Segment Open

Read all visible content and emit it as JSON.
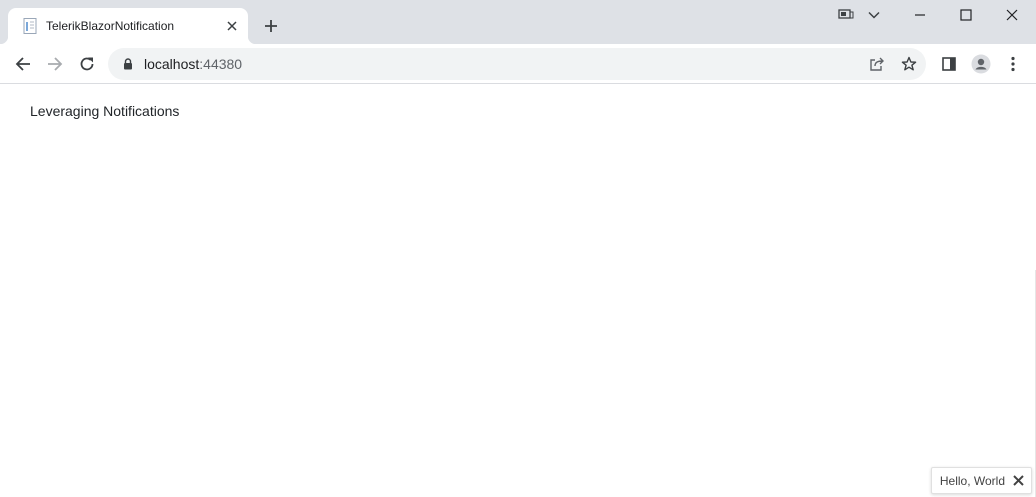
{
  "browser": {
    "tab": {
      "title": "TelerikBlazorNotification",
      "favicon": "document-icon"
    },
    "new_tab_icon": "plus-icon",
    "window_controls": [
      "tab-search-icon",
      "chevron-down-icon",
      "minimize-icon",
      "maximize-icon",
      "close-icon"
    ],
    "toolbar": {
      "back_icon": "arrow-left-icon",
      "forward_icon": "arrow-right-icon",
      "reload_icon": "reload-icon",
      "url_host": "localhost",
      "url_port": ":44380",
      "share_icon": "share-icon",
      "bookmark_icon": "star-icon",
      "side_panel_icon": "side-panel-icon",
      "profile_icon": "avatar-icon",
      "menu_icon": "kebab-menu-icon"
    }
  },
  "page": {
    "heading": "Leveraging Notifications",
    "notification": {
      "text": "Hello, World",
      "close_icon": "close-icon"
    }
  },
  "colors": {
    "tabstrip_bg": "#dee1e6",
    "omnibox_bg": "#f1f3f4",
    "text": "#202124",
    "icon": "#5f6368"
  }
}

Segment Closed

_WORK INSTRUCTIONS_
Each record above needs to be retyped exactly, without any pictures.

_RESULT FOR THIS EXERCISE_
Read all visible content and emit it as JSON.
{
  "browser": {
    "tab": {
      "title": "TelerikBlazorNotification",
      "favicon": "document-icon"
    },
    "new_tab_icon": "plus-icon",
    "window_controls": [
      "tab-search-icon",
      "chevron-down-icon",
      "minimize-icon",
      "maximize-icon",
      "close-icon"
    ],
    "toolbar": {
      "back_icon": "arrow-left-icon",
      "forward_icon": "arrow-right-icon",
      "reload_icon": "reload-icon",
      "url_host": "localhost",
      "url_port": ":44380",
      "share_icon": "share-icon",
      "bookmark_icon": "star-icon",
      "side_panel_icon": "side-panel-icon",
      "profile_icon": "avatar-icon",
      "menu_icon": "kebab-menu-icon"
    }
  },
  "page": {
    "heading": "Leveraging Notifications",
    "notification": {
      "text": "Hello, World",
      "close_icon": "close-icon"
    }
  },
  "colors": {
    "tabstrip_bg": "#dee1e6",
    "omnibox_bg": "#f1f3f4",
    "text": "#202124",
    "icon": "#5f6368"
  }
}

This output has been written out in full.